Items from an interface collection
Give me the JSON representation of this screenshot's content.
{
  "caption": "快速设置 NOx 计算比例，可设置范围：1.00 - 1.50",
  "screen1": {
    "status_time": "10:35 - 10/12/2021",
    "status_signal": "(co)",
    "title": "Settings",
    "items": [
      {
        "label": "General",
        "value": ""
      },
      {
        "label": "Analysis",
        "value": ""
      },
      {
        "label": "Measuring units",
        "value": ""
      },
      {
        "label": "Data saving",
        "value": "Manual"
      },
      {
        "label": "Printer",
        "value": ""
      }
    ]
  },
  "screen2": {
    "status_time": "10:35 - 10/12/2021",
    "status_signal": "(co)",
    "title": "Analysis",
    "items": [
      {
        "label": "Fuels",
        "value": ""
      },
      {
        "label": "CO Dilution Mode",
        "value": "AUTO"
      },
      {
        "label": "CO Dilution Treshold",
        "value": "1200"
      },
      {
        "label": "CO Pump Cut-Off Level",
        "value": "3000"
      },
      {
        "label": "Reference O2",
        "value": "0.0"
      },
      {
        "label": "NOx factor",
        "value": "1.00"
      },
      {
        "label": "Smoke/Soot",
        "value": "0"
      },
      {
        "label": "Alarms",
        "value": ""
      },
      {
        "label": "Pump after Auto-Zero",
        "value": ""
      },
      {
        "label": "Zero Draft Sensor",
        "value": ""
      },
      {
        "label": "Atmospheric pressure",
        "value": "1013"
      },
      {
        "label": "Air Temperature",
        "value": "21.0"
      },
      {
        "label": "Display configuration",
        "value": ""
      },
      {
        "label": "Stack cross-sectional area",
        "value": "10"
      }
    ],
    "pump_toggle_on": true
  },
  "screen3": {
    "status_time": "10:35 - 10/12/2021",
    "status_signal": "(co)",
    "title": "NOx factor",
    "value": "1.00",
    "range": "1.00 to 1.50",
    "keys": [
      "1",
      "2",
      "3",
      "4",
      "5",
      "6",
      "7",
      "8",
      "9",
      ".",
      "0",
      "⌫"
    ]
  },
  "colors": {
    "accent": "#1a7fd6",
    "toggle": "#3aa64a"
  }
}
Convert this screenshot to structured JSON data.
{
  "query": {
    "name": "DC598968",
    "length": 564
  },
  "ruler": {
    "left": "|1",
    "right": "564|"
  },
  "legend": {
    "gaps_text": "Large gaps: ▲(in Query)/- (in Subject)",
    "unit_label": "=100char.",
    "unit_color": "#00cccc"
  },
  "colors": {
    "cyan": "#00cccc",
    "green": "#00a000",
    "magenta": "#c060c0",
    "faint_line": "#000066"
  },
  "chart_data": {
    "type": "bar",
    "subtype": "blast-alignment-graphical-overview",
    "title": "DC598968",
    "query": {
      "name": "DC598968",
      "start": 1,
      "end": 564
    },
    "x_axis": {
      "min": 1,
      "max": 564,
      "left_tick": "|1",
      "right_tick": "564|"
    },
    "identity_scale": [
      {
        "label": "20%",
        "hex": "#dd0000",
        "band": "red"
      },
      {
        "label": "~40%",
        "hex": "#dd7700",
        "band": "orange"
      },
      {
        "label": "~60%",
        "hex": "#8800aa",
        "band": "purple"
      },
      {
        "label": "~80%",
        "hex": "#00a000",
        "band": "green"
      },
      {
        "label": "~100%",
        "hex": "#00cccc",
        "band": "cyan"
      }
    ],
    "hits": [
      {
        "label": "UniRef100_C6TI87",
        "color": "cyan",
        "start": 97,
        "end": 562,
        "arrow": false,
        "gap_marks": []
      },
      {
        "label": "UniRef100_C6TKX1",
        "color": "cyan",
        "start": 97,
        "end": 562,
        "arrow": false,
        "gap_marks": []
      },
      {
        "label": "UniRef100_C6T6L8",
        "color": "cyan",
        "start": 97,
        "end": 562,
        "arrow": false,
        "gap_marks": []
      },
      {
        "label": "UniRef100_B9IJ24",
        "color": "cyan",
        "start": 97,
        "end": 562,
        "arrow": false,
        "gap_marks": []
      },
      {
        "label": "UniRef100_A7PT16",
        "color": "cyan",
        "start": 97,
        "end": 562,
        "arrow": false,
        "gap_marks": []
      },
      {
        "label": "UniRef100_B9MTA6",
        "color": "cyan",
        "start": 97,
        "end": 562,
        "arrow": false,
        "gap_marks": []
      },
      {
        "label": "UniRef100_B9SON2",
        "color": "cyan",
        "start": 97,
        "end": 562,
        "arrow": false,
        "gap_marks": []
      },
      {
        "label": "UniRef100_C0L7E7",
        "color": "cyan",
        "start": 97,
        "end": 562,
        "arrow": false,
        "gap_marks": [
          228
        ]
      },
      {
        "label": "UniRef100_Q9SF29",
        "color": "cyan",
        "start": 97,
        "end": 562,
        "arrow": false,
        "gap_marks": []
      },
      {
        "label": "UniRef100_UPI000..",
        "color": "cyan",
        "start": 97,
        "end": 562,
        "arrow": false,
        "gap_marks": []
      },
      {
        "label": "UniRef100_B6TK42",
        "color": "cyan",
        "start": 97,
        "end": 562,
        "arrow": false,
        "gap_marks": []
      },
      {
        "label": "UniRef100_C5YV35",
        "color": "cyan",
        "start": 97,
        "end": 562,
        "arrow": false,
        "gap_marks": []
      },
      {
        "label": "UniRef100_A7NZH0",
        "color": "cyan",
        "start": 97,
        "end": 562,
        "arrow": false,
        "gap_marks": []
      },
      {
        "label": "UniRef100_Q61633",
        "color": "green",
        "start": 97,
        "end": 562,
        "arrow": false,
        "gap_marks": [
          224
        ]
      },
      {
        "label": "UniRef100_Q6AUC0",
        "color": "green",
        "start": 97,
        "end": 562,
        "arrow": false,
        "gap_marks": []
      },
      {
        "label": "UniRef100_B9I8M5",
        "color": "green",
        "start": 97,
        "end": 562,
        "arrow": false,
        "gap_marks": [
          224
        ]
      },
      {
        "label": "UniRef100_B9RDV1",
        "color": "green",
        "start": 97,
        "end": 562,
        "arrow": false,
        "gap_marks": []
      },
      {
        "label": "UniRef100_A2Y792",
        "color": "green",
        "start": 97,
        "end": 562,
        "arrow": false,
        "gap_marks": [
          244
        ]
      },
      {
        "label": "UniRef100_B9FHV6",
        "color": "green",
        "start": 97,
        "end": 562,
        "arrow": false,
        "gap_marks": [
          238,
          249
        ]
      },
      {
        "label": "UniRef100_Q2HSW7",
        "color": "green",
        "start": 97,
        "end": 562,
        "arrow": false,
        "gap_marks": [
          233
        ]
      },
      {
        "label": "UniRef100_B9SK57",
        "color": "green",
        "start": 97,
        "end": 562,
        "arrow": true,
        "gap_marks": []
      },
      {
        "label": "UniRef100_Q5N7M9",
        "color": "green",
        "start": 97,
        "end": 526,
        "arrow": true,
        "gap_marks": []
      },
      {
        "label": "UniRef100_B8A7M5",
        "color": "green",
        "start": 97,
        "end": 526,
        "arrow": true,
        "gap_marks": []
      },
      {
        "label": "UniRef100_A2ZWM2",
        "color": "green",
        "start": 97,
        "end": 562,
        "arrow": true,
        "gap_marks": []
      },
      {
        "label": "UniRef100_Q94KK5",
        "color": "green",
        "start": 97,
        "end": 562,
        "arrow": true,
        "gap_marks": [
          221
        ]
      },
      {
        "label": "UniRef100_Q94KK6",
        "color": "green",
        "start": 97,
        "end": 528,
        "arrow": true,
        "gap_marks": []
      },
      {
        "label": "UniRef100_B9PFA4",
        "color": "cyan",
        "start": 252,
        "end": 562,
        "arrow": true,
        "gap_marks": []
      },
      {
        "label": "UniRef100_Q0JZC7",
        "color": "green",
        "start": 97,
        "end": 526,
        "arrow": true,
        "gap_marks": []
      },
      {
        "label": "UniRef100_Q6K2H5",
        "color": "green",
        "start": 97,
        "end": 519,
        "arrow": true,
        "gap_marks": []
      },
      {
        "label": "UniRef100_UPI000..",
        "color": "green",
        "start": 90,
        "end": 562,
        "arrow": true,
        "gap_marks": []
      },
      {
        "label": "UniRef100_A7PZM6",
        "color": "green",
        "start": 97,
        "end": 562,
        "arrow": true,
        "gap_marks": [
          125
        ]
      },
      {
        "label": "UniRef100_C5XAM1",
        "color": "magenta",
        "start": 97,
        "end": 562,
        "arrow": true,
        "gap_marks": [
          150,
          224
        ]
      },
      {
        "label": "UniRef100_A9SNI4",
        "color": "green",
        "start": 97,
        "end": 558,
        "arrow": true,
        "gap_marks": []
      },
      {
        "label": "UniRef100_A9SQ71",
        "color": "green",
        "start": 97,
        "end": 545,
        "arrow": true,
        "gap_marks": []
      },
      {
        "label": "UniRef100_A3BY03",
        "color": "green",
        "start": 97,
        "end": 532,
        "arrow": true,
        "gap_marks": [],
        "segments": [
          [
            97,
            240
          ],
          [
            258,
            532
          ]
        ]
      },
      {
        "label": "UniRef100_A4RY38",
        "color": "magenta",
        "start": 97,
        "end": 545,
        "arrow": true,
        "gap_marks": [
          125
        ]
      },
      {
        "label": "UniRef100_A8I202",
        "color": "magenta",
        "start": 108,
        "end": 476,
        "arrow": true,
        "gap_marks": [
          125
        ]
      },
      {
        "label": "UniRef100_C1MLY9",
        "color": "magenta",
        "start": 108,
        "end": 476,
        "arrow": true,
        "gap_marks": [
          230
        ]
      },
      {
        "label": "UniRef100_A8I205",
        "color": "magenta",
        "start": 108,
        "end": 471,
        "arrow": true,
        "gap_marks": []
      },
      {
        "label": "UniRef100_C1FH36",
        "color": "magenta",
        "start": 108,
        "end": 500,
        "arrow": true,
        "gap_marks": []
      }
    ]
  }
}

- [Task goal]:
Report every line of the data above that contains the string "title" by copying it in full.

- [Solved exercise]:
    "title": "Settings",
    "title": "Analysis",
    "title": "NOx factor",
    "title": "DC598968",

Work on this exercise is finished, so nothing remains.